> Provided data:

* * * * *

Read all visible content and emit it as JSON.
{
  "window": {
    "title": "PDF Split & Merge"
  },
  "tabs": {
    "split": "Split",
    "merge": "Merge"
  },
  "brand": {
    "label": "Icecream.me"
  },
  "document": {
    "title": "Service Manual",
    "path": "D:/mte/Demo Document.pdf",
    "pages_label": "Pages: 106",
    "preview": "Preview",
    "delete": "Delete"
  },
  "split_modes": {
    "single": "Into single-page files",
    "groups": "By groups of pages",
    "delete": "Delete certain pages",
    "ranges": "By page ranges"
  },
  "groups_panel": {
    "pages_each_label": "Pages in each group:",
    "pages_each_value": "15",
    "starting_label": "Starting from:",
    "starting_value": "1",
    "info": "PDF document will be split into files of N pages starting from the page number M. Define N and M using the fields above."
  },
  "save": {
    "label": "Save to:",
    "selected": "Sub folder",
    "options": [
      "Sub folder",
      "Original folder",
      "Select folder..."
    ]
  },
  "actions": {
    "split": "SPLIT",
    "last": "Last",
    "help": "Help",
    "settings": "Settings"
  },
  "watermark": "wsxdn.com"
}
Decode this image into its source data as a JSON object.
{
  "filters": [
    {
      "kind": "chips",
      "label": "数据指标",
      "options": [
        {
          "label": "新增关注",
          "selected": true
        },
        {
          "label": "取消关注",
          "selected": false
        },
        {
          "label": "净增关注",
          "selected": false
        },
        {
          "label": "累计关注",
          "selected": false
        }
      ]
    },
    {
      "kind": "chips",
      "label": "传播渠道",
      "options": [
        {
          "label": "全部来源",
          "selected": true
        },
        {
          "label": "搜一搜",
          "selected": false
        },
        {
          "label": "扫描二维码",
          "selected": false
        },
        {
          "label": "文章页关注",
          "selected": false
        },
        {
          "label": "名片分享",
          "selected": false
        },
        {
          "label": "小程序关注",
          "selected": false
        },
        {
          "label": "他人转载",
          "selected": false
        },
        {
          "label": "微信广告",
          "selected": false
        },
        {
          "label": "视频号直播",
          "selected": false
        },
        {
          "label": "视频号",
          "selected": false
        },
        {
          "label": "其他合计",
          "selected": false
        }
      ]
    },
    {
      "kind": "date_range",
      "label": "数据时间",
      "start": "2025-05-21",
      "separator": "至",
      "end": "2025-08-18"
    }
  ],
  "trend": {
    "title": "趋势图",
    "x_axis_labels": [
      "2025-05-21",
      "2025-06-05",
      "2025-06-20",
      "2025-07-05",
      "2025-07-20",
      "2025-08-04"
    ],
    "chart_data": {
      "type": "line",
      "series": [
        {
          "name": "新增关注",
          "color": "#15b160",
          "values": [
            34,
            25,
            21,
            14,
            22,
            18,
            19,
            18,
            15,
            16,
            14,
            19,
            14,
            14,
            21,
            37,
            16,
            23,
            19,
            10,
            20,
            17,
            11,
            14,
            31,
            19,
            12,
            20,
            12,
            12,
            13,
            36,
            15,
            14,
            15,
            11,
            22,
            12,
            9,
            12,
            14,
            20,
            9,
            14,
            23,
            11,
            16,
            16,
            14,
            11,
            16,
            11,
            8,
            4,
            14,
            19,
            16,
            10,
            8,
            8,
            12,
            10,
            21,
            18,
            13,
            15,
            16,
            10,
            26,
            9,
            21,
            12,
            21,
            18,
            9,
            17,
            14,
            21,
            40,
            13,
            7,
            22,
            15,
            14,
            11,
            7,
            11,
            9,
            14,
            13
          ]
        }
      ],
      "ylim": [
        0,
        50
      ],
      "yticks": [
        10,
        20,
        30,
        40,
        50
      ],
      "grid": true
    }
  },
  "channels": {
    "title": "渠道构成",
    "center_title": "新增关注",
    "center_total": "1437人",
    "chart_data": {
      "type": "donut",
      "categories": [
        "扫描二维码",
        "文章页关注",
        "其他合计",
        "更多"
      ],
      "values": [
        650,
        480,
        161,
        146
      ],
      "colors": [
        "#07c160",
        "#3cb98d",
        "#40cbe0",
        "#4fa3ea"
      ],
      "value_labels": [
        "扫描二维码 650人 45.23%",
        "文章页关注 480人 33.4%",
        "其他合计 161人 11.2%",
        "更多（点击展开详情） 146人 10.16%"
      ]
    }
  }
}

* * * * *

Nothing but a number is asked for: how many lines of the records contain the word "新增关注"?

> Solution to this task: 3